Or maybe that’s just me?

But there are little tricks… ways of escaping the corners life wants to box us into.

Most of them have to do with altering the way we see things. Changing our approach.

That’s what this little secret is all about.

It was taught to me by the legendary Tommy Gryce back in my days at arts high. He said to me…

“Leave your horn out.”

That’s it. That’s what he said to me. I don’t even play a horn. I was playing an upright bass at the time.

But what he was saying was universal to any instrument. If you want to get better, don’t ever put it away. It’s that simple.

It makes sense. When you leave your instrument in its case, or under the bed, or in the closet, there are too many barriers between you and the instrument. Playing becomes a special occasion. A rare treat, for when you have time.

You could just open the closet and take it out of the case when you want to play it. But you won’t. There are just too many mental steps. It’s a psychological thing, not a physical one.

Keith slept with his guitar. That’s a guy who knows how it’s done. Speaking of the greats, what about Miles? He said could tell about a player just by the way he picked up his instrument—just by his approach. What better way to improve your connection with your instrument than by making it more approachable?

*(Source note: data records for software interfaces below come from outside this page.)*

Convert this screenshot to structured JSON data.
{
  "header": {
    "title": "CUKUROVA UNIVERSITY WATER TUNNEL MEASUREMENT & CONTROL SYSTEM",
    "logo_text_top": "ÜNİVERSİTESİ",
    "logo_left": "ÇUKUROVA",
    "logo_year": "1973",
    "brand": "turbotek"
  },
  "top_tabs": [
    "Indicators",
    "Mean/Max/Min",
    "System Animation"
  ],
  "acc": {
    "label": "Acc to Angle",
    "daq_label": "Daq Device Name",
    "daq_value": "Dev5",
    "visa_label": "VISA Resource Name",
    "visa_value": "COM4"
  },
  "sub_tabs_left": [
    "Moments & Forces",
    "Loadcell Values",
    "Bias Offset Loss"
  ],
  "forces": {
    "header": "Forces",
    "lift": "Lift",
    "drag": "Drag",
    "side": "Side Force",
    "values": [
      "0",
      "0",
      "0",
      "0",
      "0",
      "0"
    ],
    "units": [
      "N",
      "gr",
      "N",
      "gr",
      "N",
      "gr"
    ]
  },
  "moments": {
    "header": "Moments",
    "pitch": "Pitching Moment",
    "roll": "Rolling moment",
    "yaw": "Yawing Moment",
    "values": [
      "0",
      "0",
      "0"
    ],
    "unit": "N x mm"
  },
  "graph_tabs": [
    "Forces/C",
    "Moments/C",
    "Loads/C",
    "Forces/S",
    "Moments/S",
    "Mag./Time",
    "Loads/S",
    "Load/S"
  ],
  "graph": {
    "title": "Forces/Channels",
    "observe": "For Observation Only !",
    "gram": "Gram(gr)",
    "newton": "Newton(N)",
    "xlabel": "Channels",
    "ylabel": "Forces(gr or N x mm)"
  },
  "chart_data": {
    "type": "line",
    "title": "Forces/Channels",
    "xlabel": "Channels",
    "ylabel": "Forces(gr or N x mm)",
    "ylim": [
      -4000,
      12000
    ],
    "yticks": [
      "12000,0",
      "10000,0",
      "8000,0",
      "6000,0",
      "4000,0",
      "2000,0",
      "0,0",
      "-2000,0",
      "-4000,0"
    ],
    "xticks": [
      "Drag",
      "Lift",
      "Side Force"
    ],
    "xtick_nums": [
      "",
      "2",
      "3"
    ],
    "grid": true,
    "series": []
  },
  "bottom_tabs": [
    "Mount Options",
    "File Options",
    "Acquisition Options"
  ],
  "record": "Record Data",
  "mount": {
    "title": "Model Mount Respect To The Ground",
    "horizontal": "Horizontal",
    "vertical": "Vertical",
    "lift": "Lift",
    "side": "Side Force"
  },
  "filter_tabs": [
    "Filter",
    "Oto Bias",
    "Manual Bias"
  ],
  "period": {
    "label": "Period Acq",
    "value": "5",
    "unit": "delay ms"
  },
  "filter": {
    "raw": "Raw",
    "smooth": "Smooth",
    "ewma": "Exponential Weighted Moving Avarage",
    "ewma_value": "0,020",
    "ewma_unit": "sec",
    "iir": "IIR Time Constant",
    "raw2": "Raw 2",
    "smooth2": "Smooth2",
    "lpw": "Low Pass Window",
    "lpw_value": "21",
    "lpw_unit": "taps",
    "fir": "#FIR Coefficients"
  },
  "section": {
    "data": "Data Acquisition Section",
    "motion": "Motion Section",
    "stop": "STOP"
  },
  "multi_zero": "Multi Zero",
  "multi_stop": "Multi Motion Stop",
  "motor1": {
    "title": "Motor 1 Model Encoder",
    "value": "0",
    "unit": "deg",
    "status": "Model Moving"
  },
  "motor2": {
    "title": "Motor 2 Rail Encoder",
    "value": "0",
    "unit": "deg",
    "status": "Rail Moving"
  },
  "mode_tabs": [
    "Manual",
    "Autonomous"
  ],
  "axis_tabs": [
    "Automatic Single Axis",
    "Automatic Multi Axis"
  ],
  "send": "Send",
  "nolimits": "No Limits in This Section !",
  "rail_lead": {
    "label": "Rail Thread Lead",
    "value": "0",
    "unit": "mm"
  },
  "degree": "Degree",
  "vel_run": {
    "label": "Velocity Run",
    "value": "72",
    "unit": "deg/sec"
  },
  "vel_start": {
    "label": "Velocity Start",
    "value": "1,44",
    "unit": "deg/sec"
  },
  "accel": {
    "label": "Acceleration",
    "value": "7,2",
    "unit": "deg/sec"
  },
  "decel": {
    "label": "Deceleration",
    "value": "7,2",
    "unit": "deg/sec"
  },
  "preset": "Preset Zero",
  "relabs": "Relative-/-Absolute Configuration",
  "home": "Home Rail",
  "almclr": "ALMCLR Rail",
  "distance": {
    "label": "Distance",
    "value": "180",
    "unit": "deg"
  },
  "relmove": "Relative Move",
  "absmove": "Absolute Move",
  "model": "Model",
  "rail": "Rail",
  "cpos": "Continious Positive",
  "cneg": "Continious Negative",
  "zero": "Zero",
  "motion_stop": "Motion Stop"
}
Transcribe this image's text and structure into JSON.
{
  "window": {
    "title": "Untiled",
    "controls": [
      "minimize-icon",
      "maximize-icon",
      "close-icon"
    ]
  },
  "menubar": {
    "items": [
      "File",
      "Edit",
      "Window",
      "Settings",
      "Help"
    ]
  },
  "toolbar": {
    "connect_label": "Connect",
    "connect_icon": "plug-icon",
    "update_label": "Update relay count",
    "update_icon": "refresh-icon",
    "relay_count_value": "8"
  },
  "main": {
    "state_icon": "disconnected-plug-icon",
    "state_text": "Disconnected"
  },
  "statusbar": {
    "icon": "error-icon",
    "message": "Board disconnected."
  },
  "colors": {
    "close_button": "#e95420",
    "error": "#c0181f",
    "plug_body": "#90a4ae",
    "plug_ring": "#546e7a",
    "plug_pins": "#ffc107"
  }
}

Keep it on a stand in the corner. Hang it on the wall. Put it in the room where you spend the most time.

Leave your horn out. It’s worked for me, and I hope it works for you too.

How To Be Yourself, Even When You Don’t Fit In

Tropical storm be damned, I wasn’t about to miss The Oblivians.

I sloshed over to the South Street Seaport through the rising flood and headed out on Pier 17. There was a big tent, this must be the spot.

I approached the hand-stampers, a couple of young girls. The one looked at me.

“Are you here for the concert?”

“Yes. Why, is there something else going on?”

She smiled and stamped my hand. “No, go ahead in.”

I was wearing my work clothes, shirt and tie. Maybe she thought I was too square for the rock show.

When I got inside, I saw why. Everybody, and I mean everybody, was dressed the part of a rock n roller. It was kind of a turn off. My bullshit detector kicked in immediately and I was kind of sizing people up trying to figure out who was the real thing and who was just playing pretend.

This kind of put me in a sour mood. I started feeling like a crabby old guy. But then I realized, no, I’m not just a crabby old guy. I’m searching for authenticity, in myself and in others.

Or maybe I am grumpy cause my socks are soaked.

The opening band started playing and I went to the back of the tent. Got myself a hot dog and sat down on a picnic bench. Took my book out and started to read. It’s fun to do whatever you want to do, even when it’s totally weird like reading a book at a rock show.

The band ended and The Oblivians were up next. I started to get pumped. I stood up, looked around, and suddenly felt very proud that I was the only guy in a shirt and tie at the whole show. I’d rather just do me than look like eveybody else.

As I waded up to the stage I started seeing some familiar faces. Jon Spencer of the Jon Spencer Blues Explosion. Eric Davidson from the New Bomb Turks. Yes! These people made me feel at home. It didn’t matter what I was wearing, I was among kin.

The Oblivians took the stage. They sounded perfect. I felt victorious. End scene.

Here’s me singing my favorite Oblivians song, Bad Man.